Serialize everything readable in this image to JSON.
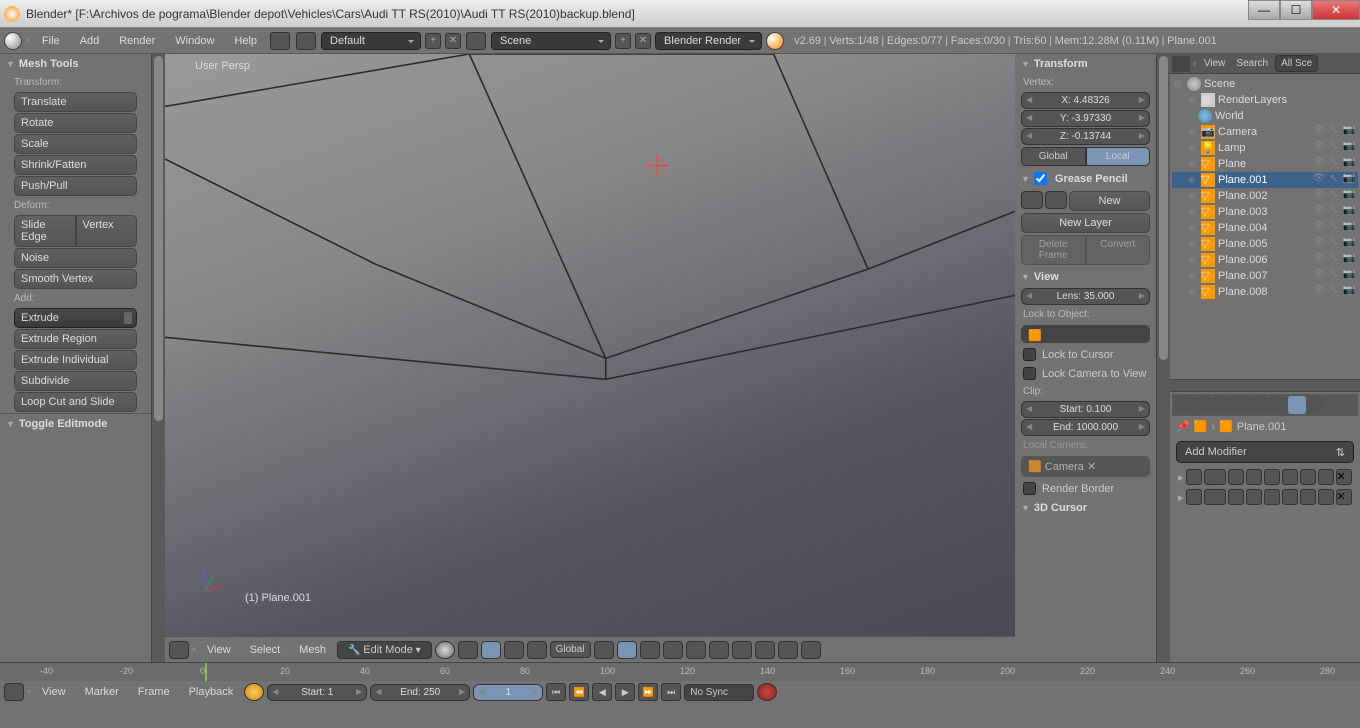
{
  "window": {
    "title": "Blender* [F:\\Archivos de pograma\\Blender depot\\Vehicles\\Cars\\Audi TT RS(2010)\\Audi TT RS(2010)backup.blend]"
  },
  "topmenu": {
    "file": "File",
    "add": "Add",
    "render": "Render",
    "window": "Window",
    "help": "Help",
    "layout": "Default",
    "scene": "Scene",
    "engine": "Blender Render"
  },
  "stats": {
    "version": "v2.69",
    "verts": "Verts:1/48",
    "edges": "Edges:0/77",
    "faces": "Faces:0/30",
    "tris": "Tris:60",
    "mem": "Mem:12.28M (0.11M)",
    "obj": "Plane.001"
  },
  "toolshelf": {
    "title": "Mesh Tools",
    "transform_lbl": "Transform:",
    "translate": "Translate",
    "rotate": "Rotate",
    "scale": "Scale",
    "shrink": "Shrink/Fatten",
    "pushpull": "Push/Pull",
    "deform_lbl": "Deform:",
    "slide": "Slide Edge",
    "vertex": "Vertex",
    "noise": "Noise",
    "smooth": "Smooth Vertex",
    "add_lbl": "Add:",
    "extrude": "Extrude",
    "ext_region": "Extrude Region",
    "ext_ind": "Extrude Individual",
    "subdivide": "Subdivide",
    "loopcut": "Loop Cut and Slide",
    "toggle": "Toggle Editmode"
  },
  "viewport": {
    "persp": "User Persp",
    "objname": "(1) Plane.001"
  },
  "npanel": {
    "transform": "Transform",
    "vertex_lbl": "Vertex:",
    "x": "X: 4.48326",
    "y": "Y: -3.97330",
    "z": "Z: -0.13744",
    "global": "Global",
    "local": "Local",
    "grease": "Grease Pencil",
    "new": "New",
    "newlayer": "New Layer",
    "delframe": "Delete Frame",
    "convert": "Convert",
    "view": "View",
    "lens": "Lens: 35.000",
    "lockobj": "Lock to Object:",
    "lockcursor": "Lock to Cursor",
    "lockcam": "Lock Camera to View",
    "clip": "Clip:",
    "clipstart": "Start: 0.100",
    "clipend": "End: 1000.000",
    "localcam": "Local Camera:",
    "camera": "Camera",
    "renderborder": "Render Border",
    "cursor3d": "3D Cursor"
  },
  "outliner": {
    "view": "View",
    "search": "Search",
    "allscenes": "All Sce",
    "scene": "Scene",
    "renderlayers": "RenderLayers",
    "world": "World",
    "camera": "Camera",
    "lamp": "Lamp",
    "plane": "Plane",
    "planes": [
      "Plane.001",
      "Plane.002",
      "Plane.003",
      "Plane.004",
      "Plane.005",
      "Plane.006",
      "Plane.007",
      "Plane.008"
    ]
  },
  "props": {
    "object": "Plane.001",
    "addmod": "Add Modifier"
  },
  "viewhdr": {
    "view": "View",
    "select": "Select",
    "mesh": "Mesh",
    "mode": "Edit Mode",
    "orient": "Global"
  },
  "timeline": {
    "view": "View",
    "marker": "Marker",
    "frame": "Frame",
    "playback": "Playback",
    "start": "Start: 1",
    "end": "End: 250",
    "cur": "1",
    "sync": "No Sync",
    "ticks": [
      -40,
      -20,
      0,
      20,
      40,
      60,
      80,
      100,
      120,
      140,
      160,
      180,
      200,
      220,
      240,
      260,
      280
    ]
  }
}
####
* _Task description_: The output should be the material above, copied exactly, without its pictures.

* _Answer space_:
Serialize everything readable in this image to JSON.
{
  "window": {
    "title": "Blender* [F:\\Archivos de pograma\\Blender depot\\Vehicles\\Cars\\Audi TT RS(2010)\\Audi TT RS(2010)backup.blend]"
  },
  "topmenu": {
    "file": "File",
    "add": "Add",
    "render": "Render",
    "window": "Window",
    "help": "Help",
    "layout": "Default",
    "scene": "Scene",
    "engine": "Blender Render"
  },
  "stats": {
    "version": "v2.69",
    "verts": "Verts:1/48",
    "edges": "Edges:0/77",
    "faces": "Faces:0/30",
    "tris": "Tris:60",
    "mem": "Mem:12.28M (0.11M)",
    "obj": "Plane.001"
  },
  "toolshelf": {
    "title": "Mesh Tools",
    "transform_lbl": "Transform:",
    "translate": "Translate",
    "rotate": "Rotate",
    "scale": "Scale",
    "shrink": "Shrink/Fatten",
    "pushpull": "Push/Pull",
    "deform_lbl": "Deform:",
    "slide": "Slide Edge",
    "vertex": "Vertex",
    "noise": "Noise",
    "smooth": "Smooth Vertex",
    "add_lbl": "Add:",
    "extrude": "Extrude",
    "ext_region": "Extrude Region",
    "ext_ind": "Extrude Individual",
    "subdivide": "Subdivide",
    "loopcut": "Loop Cut and Slide",
    "toggle": "Toggle Editmode"
  },
  "viewport": {
    "persp": "User Persp",
    "objname": "(1) Plane.001"
  },
  "npanel": {
    "transform": "Transform",
    "vertex_lbl": "Vertex:",
    "x": "X: 4.48326",
    "y": "Y: -3.97330",
    "z": "Z: -0.13744",
    "global": "Global",
    "local": "Local",
    "grease": "Grease Pencil",
    "new": "New",
    "newlayer": "New Layer",
    "delframe": "Delete Frame",
    "convert": "Convert",
    "view": "View",
    "lens": "Lens: 35.000",
    "lockobj": "Lock to Object:",
    "lockcursor": "Lock to Cursor",
    "lockcam": "Lock Camera to View",
    "clip": "Clip:",
    "clipstart": "Start: 0.100",
    "clipend": "End: 1000.000",
    "localcam": "Local Camera:",
    "camera": "Camera",
    "renderborder": "Render Border",
    "cursor3d": "3D Cursor"
  },
  "outliner": {
    "view": "View",
    "search": "Search",
    "allscenes": "All Sce",
    "scene": "Scene",
    "renderlayers": "RenderLayers",
    "world": "World",
    "camera": "Camera",
    "lamp": "Lamp",
    "plane": "Plane",
    "planes": [
      "Plane.001",
      "Plane.002",
      "Plane.003",
      "Plane.004",
      "Plane.005",
      "Plane.006",
      "Plane.007",
      "Plane.008"
    ]
  },
  "props": {
    "object": "Plane.001",
    "addmod": "Add Modifier"
  },
  "viewhdr": {
    "view": "View",
    "select": "Select",
    "mesh": "Mesh",
    "mode": "Edit Mode",
    "orient": "Global"
  },
  "timeline": {
    "view": "View",
    "marker": "Marker",
    "frame": "Frame",
    "playback": "Playback",
    "start": "Start: 1",
    "end": "End: 250",
    "cur": "1",
    "sync": "No Sync",
    "ticks": [
      -40,
      -20,
      0,
      20,
      40,
      60,
      80,
      100,
      120,
      140,
      160,
      180,
      200,
      220,
      240,
      260,
      280
    ]
  }
}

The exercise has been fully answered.